Entries provided =
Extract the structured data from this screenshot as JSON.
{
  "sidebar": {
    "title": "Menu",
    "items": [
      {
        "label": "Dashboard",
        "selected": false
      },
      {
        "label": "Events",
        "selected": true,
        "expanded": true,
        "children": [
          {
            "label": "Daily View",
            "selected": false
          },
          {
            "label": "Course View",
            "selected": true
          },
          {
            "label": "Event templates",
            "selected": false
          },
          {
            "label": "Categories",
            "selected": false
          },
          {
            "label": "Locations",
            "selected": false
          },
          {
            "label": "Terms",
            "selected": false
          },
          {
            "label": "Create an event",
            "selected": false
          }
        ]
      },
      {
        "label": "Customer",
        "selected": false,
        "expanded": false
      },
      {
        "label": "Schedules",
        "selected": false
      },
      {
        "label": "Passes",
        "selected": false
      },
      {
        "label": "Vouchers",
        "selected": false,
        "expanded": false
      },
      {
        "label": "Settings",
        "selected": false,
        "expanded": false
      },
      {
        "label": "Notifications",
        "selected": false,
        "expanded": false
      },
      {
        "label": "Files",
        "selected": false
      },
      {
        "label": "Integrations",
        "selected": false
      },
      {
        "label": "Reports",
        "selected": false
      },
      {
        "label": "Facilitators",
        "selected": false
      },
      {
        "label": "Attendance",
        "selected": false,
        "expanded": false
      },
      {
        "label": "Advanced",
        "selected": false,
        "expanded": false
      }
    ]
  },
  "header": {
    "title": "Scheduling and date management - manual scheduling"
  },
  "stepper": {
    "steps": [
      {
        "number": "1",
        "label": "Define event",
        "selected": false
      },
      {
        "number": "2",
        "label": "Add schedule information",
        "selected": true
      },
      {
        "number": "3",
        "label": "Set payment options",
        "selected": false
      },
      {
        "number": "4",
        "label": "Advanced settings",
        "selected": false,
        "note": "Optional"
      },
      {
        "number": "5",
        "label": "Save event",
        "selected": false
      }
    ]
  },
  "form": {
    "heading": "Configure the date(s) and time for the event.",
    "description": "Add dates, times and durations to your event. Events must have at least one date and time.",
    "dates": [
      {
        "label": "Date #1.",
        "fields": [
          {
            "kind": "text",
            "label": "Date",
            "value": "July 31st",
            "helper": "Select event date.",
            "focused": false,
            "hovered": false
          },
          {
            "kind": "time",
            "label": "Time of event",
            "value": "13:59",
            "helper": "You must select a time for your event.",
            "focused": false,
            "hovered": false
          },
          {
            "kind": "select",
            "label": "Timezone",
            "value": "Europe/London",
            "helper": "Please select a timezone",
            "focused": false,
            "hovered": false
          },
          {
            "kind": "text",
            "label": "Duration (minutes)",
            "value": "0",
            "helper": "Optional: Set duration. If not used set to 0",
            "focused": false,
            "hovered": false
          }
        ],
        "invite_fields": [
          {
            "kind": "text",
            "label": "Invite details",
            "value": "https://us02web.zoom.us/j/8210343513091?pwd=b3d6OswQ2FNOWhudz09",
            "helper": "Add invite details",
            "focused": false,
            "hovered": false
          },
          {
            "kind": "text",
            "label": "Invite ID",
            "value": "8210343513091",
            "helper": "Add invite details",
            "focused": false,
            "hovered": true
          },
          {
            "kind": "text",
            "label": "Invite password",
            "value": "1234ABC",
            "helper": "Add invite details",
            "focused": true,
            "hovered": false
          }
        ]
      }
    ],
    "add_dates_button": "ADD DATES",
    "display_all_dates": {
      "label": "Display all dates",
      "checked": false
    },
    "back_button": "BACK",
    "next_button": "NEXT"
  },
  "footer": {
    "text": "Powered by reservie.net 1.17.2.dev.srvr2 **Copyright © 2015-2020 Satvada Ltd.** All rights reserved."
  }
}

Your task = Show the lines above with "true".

Final answer =
        "selected": true,
        "expanded": true,
            "selected": true
        "selected": true
            "hovered": true
            "focused": true,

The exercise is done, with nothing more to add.